- [Exercise directions]
Reproduce every line of the data, exactly and without its pictures.

──────── Dataset

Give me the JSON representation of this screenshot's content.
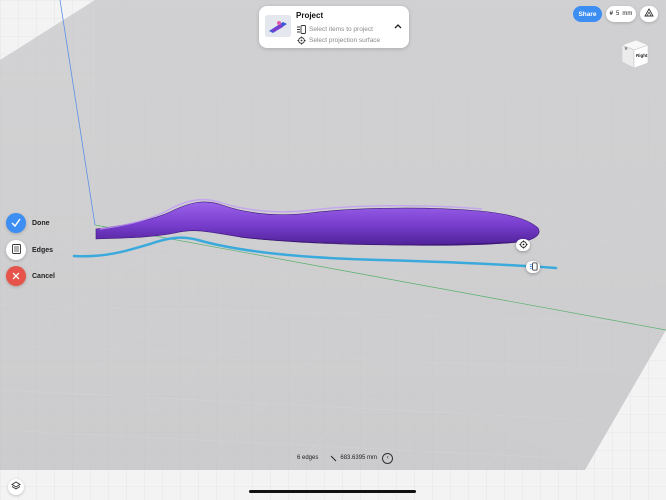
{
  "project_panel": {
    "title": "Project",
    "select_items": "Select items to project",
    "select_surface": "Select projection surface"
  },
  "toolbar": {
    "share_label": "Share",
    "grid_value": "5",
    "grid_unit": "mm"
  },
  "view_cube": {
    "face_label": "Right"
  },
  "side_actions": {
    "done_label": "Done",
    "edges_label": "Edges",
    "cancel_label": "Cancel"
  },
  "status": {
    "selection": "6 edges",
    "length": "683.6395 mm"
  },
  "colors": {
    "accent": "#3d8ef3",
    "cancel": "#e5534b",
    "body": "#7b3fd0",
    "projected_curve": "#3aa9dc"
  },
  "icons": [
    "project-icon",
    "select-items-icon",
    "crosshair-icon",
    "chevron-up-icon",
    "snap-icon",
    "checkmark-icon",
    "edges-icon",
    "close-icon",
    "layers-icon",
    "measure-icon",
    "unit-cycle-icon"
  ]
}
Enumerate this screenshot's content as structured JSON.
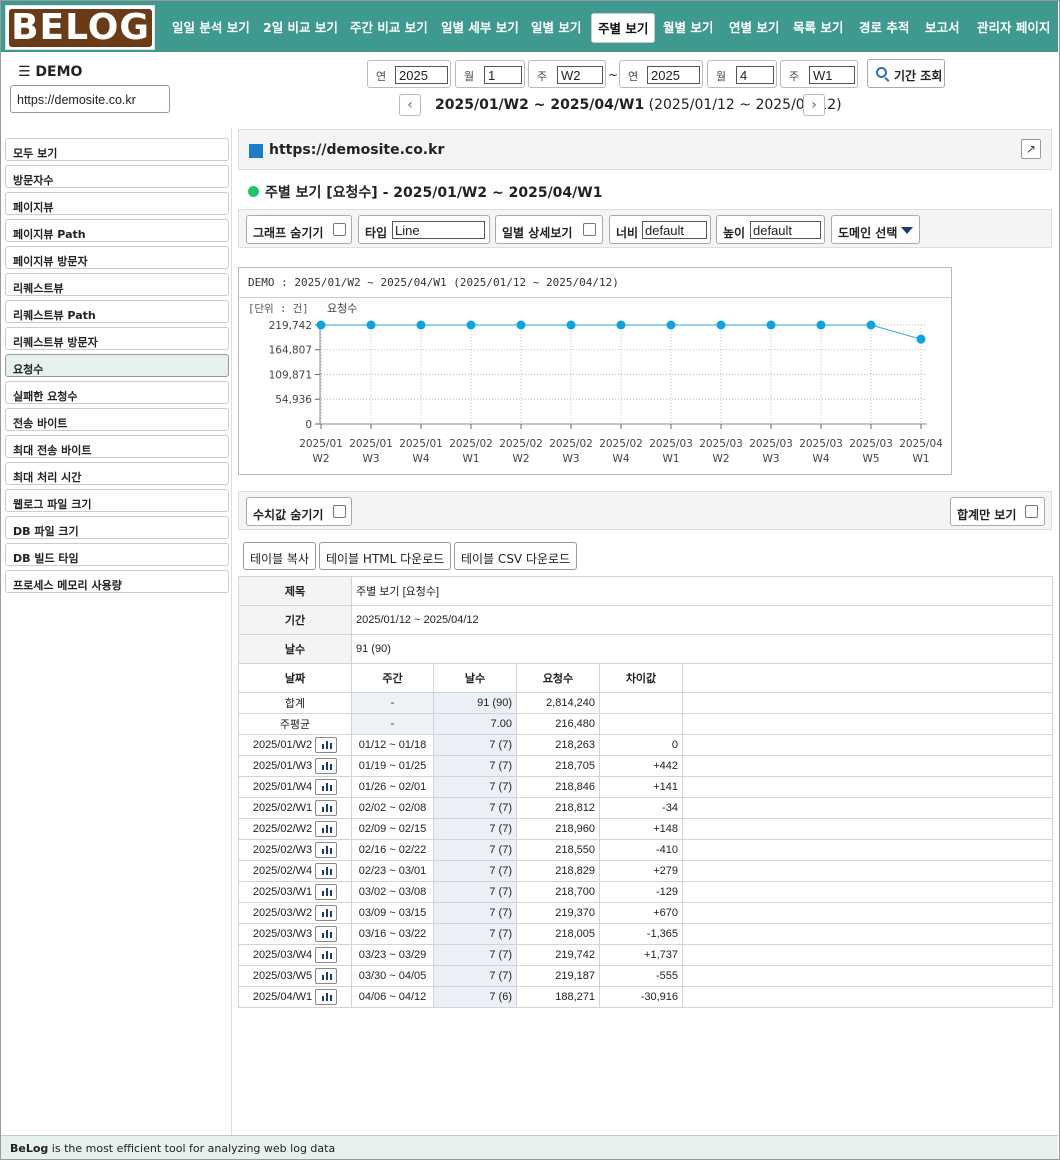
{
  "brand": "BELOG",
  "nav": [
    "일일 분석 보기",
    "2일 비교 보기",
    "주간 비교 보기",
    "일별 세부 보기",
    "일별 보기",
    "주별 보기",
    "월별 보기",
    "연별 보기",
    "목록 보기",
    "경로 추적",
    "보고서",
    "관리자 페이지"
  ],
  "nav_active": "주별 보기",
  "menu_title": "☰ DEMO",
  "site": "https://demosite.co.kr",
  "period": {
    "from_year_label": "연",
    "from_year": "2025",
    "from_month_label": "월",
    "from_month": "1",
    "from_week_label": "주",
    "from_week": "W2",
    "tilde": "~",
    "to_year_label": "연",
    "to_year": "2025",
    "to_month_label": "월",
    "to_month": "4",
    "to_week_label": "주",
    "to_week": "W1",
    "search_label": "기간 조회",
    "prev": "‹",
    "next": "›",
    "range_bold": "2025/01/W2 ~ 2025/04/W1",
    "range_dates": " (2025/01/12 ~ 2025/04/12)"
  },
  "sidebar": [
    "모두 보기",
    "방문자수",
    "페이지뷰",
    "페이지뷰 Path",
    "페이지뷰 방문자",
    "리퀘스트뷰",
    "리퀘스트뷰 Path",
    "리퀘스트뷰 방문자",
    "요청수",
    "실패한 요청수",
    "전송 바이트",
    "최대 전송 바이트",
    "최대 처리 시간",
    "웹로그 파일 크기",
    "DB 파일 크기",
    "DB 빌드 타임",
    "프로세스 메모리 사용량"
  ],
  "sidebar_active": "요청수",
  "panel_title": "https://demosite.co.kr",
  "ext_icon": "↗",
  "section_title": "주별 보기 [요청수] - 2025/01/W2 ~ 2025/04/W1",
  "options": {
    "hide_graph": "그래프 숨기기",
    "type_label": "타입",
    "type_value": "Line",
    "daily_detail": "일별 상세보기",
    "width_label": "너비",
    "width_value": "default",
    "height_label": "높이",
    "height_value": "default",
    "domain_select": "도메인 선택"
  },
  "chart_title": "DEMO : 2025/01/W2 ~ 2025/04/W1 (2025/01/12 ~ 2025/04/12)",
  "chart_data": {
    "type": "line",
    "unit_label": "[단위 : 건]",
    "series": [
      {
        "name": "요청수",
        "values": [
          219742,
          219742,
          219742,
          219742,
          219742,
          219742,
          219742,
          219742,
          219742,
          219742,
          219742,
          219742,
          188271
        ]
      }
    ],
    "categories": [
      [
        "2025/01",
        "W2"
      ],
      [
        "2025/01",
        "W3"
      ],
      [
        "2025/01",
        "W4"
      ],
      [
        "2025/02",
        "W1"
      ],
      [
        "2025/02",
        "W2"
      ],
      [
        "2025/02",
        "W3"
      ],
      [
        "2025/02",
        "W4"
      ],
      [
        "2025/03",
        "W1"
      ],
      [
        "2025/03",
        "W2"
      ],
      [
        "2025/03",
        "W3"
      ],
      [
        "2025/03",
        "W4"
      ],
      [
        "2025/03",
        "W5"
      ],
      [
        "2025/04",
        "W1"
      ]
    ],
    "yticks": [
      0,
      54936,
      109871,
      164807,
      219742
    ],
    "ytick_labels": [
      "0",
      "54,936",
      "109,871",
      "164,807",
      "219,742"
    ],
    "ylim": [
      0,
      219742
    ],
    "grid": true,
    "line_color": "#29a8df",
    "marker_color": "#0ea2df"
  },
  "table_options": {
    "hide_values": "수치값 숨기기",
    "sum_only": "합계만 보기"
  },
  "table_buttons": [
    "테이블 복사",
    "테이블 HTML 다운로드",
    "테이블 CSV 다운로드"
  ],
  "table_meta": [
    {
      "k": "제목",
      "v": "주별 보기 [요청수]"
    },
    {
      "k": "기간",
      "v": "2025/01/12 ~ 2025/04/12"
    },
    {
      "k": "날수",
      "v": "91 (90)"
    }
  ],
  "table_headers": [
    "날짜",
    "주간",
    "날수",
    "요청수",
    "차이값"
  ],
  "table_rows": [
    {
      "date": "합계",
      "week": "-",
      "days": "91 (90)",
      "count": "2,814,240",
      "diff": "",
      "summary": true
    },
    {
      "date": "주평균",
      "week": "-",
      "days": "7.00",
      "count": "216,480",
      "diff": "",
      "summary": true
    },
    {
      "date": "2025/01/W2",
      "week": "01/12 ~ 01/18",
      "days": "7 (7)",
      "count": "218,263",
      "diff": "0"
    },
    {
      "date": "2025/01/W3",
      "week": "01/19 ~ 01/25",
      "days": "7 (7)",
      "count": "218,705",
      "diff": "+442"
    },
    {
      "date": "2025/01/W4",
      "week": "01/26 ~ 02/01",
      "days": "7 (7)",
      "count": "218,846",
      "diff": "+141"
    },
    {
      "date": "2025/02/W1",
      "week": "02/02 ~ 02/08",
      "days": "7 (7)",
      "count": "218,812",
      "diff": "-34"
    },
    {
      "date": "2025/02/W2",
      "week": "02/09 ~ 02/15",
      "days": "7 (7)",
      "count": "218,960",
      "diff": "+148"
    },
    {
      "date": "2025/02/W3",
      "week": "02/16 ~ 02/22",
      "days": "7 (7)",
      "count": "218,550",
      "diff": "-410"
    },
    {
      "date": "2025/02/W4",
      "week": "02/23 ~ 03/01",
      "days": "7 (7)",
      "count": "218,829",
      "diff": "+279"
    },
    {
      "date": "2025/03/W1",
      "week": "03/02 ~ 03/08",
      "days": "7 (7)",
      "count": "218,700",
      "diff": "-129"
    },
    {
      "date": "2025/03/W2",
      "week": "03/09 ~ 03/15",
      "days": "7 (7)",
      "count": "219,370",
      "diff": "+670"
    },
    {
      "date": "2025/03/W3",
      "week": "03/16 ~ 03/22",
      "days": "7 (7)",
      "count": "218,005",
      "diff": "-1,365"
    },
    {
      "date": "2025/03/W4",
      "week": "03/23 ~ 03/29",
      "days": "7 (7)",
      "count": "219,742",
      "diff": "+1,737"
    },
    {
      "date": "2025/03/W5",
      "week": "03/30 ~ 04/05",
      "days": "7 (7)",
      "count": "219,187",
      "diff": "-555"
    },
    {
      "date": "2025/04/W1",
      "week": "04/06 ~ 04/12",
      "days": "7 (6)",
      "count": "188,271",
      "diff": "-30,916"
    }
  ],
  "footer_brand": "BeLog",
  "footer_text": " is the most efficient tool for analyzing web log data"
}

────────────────

- [Expected answer]
Give me the JSON representation of this screenshot's content.
{
  "project_panel": {
    "title": "Project",
    "select_items": "Select items to project",
    "select_surface": "Select projection surface"
  },
  "toolbar": {
    "share_label": "Share",
    "grid_value": "5",
    "grid_unit": "mm"
  },
  "view_cube": {
    "face_label": "Right"
  },
  "side_actions": {
    "done_label": "Done",
    "edges_label": "Edges",
    "cancel_label": "Cancel"
  },
  "status": {
    "selection": "6 edges",
    "length": "683.6395 mm"
  },
  "colors": {
    "accent": "#3d8ef3",
    "cancel": "#e5534b",
    "body": "#7b3fd0",
    "projected_curve": "#3aa9dc"
  },
  "icons": [
    "project-icon",
    "select-items-icon",
    "crosshair-icon",
    "chevron-up-icon",
    "snap-icon",
    "checkmark-icon",
    "edges-icon",
    "close-icon",
    "layers-icon",
    "measure-icon",
    "unit-cycle-icon"
  ]
}
Enumerate this screenshot's content as structured JSON.
{
  "brand": "BELOG",
  "nav": [
    "일일 분석 보기",
    "2일 비교 보기",
    "주간 비교 보기",
    "일별 세부 보기",
    "일별 보기",
    "주별 보기",
    "월별 보기",
    "연별 보기",
    "목록 보기",
    "경로 추적",
    "보고서",
    "관리자 페이지"
  ],
  "nav_active": "주별 보기",
  "menu_title": "☰ DEMO",
  "site": "https://demosite.co.kr",
  "period": {
    "from_year_label": "연",
    "from_year": "2025",
    "from_month_label": "월",
    "from_month": "1",
    "from_week_label": "주",
    "from_week": "W2",
    "tilde": "~",
    "to_year_label": "연",
    "to_year": "2025",
    "to_month_label": "월",
    "to_month": "4",
    "to_week_label": "주",
    "to_week": "W1",
    "search_label": "기간 조회",
    "prev": "‹",
    "next": "›",
    "range_bold": "2025/01/W2 ~ 2025/04/W1",
    "range_dates": " (2025/01/12 ~ 2025/04/12)"
  },
  "sidebar": [
    "모두 보기",
    "방문자수",
    "페이지뷰",
    "페이지뷰 Path",
    "페이지뷰 방문자",
    "리퀘스트뷰",
    "리퀘스트뷰 Path",
    "리퀘스트뷰 방문자",
    "요청수",
    "실패한 요청수",
    "전송 바이트",
    "최대 전송 바이트",
    "최대 처리 시간",
    "웹로그 파일 크기",
    "DB 파일 크기",
    "DB 빌드 타임",
    "프로세스 메모리 사용량"
  ],
  "sidebar_active": "요청수",
  "panel_title": "https://demosite.co.kr",
  "ext_icon": "↗",
  "section_title": "주별 보기 [요청수] - 2025/01/W2 ~ 2025/04/W1",
  "options": {
    "hide_graph": "그래프 숨기기",
    "type_label": "타입",
    "type_value": "Line",
    "daily_detail": "일별 상세보기",
    "width_label": "너비",
    "width_value": "default",
    "height_label": "높이",
    "height_value": "default",
    "domain_select": "도메인 선택"
  },
  "chart_title": "DEMO : 2025/01/W2 ~ 2025/04/W1 (2025/01/12 ~ 2025/04/12)",
  "chart_data": {
    "type": "line",
    "unit_label": "[단위 : 건]",
    "series": [
      {
        "name": "요청수",
        "values": [
          219742,
          219742,
          219742,
          219742,
          219742,
          219742,
          219742,
          219742,
          219742,
          219742,
          219742,
          219742,
          188271
        ]
      }
    ],
    "categories": [
      [
        "2025/01",
        "W2"
      ],
      [
        "2025/01",
        "W3"
      ],
      [
        "2025/01",
        "W4"
      ],
      [
        "2025/02",
        "W1"
      ],
      [
        "2025/02",
        "W2"
      ],
      [
        "2025/02",
        "W3"
      ],
      [
        "2025/02",
        "W4"
      ],
      [
        "2025/03",
        "W1"
      ],
      [
        "2025/03",
        "W2"
      ],
      [
        "2025/03",
        "W3"
      ],
      [
        "2025/03",
        "W4"
      ],
      [
        "2025/03",
        "W5"
      ],
      [
        "2025/04",
        "W1"
      ]
    ],
    "yticks": [
      0,
      54936,
      109871,
      164807,
      219742
    ],
    "ytick_labels": [
      "0",
      "54,936",
      "109,871",
      "164,807",
      "219,742"
    ],
    "ylim": [
      0,
      219742
    ],
    "grid": true,
    "line_color": "#29a8df",
    "marker_color": "#0ea2df"
  },
  "table_options": {
    "hide_values": "수치값 숨기기",
    "sum_only": "합계만 보기"
  },
  "table_buttons": [
    "테이블 복사",
    "테이블 HTML 다운로드",
    "테이블 CSV 다운로드"
  ],
  "table_meta": [
    {
      "k": "제목",
      "v": "주별 보기 [요청수]"
    },
    {
      "k": "기간",
      "v": "2025/01/12 ~ 2025/04/12"
    },
    {
      "k": "날수",
      "v": "91 (90)"
    }
  ],
  "table_headers": [
    "날짜",
    "주간",
    "날수",
    "요청수",
    "차이값"
  ],
  "table_rows": [
    {
      "date": "합계",
      "week": "-",
      "days": "91 (90)",
      "count": "2,814,240",
      "diff": "",
      "summary": true
    },
    {
      "date": "주평균",
      "week": "-",
      "days": "7.00",
      "count": "216,480",
      "diff": "",
      "summary": true
    },
    {
      "date": "2025/01/W2",
      "week": "01/12 ~ 01/18",
      "days": "7 (7)",
      "count": "218,263",
      "diff": "0"
    },
    {
      "date": "2025/01/W3",
      "week": "01/19 ~ 01/25",
      "days": "7 (7)",
      "count": "218,705",
      "diff": "+442"
    },
    {
      "date": "2025/01/W4",
      "week": "01/26 ~ 02/01",
      "days": "7 (7)",
      "count": "218,846",
      "diff": "+141"
    },
    {
      "date": "2025/02/W1",
      "week": "02/02 ~ 02/08",
      "days": "7 (7)",
      "count": "218,812",
      "diff": "-34"
    },
    {
      "date": "2025/02/W2",
      "week": "02/09 ~ 02/15",
      "days": "7 (7)",
      "count": "218,960",
      "diff": "+148"
    },
    {
      "date": "2025/02/W3",
      "week": "02/16 ~ 02/22",
      "days": "7 (7)",
      "count": "218,550",
      "diff": "-410"
    },
    {
      "date": "2025/02/W4",
      "week": "02/23 ~ 03/01",
      "days": "7 (7)",
      "count": "218,829",
      "diff": "+279"
    },
    {
      "date": "2025/03/W1",
      "week": "03/02 ~ 03/08",
      "days": "7 (7)",
      "count": "218,700",
      "diff": "-129"
    },
    {
      "date": "2025/03/W2",
      "week": "03/09 ~ 03/15",
      "days": "7 (7)",
      "count": "219,370",
      "diff": "+670"
    },
    {
      "date": "2025/03/W3",
      "week": "03/16 ~ 03/22",
      "days": "7 (7)",
      "count": "218,005",
      "diff": "-1,365"
    },
    {
      "date": "2025/03/W4",
      "week": "03/23 ~ 03/29",
      "days": "7 (7)",
      "count": "219,742",
      "diff": "+1,737"
    },
    {
      "date": "2025/03/W5",
      "week": "03/30 ~ 04/05",
      "days": "7 (7)",
      "count": "219,187",
      "diff": "-555"
    },
    {
      "date": "2025/04/W1",
      "week": "04/06 ~ 04/12",
      "days": "7 (6)",
      "count": "188,271",
      "diff": "-30,916"
    }
  ],
  "footer_brand": "BeLog",
  "footer_text": " is the most efficient tool for analyzing web log data"
}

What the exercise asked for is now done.